After the (dubious) success of the Germ, plans were made to build a number of ships using Hunter’s wheel. The first indication of these was made in the Madisonian newspaper. It announced two ships, one smaller, and one larger, were to be made in the Norfolk Yard, though at least one would have an engine made at the Washington Navy Yard, which “work equal to any in the country.”
Instead, one of the whole ships was actually built there; and so on March 20, 1845 the famous Michael Shiner mentions that “the united States iron Steamer water Witch Wher launch.”
Two weeks later, the ship had the honor of having President Polk “accompanied by a few friends” (as the Baltimore Sun of April 9 wrote) take a tour of the Potomac on it. The ship was commanded by no less than Lieutenant Hunter himself. The President and his party were taken to the Long Bridge (basically today’s 14th Street Bridge) where they landed and took carriages back to the White House.
However, the Water Witch was not to stay at the Navy Yard forever. She had been designed for the mundane task of moving water around the Norfolk Navy Yard as well as a tugboat. Four days after having hosted the President, the new boat was sent off to Norfolk to begin her actual duties.
The first reports from Norfolk were good: She achieved speeds of 11 miles an hour, and towed a number of ships around the Norfolk Navy Yard.
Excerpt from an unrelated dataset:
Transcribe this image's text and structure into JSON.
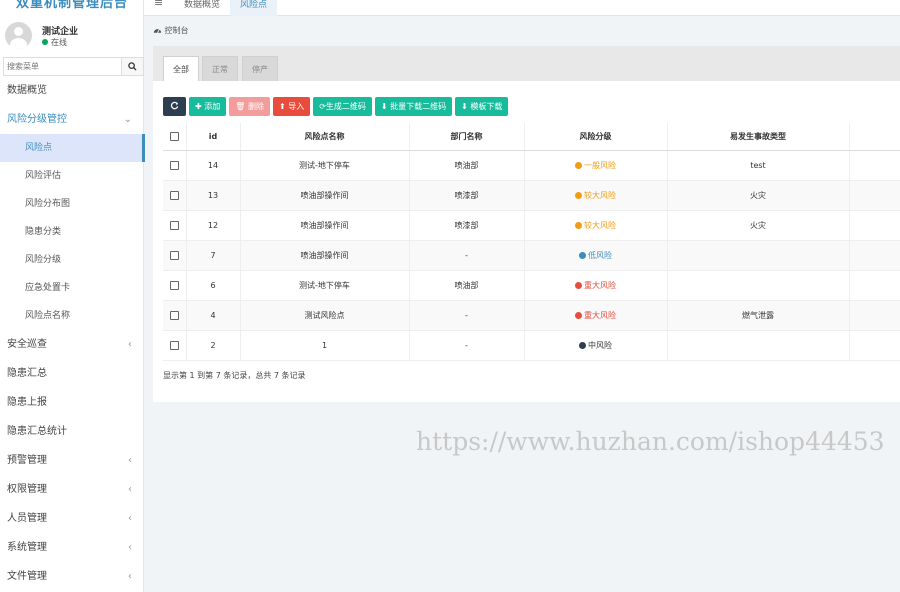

However, it turned out that she was too big for her actual duty as a water tank, and worse, it was determined that her performance was lacking. On June 25th, the Baltimore Sun reported that the new ship had been ordered to Philadelphia, “for the purpose of having her engines, machinery and propellers altered.”
Furthermore, she was to be lengthened by some 30 feet, a significant addition to her 100-foot length. Another major change was a replacement of her propellers, with the Hunter variant replaced by one designed by Captain Richard Loper. The Loper Propeller were mounted below the waterline in the stern of the ship, much as today’s propellers. The major difference is that the vanes are simply flat pieces of metal unlike the screws invented by Ericsson, which later became the default mechanisms.
Nonetheless, the Water Witch seemed to hold its own for a time, and when it was compared later that year with the Engineer, which had Ericsson propellers, it was considered its equal. Nonetheless, further major changes were made to the ship, including replacing the propellers with the more conventional side-wheels. She was recommissioned on August 21, 1847, under the command of Lt. George M. Totten and sent to the Gulf of Mexico to take part in the Mexican-American War.
More on this ship’s saga –and its return to the Washington Navy Yard– next week.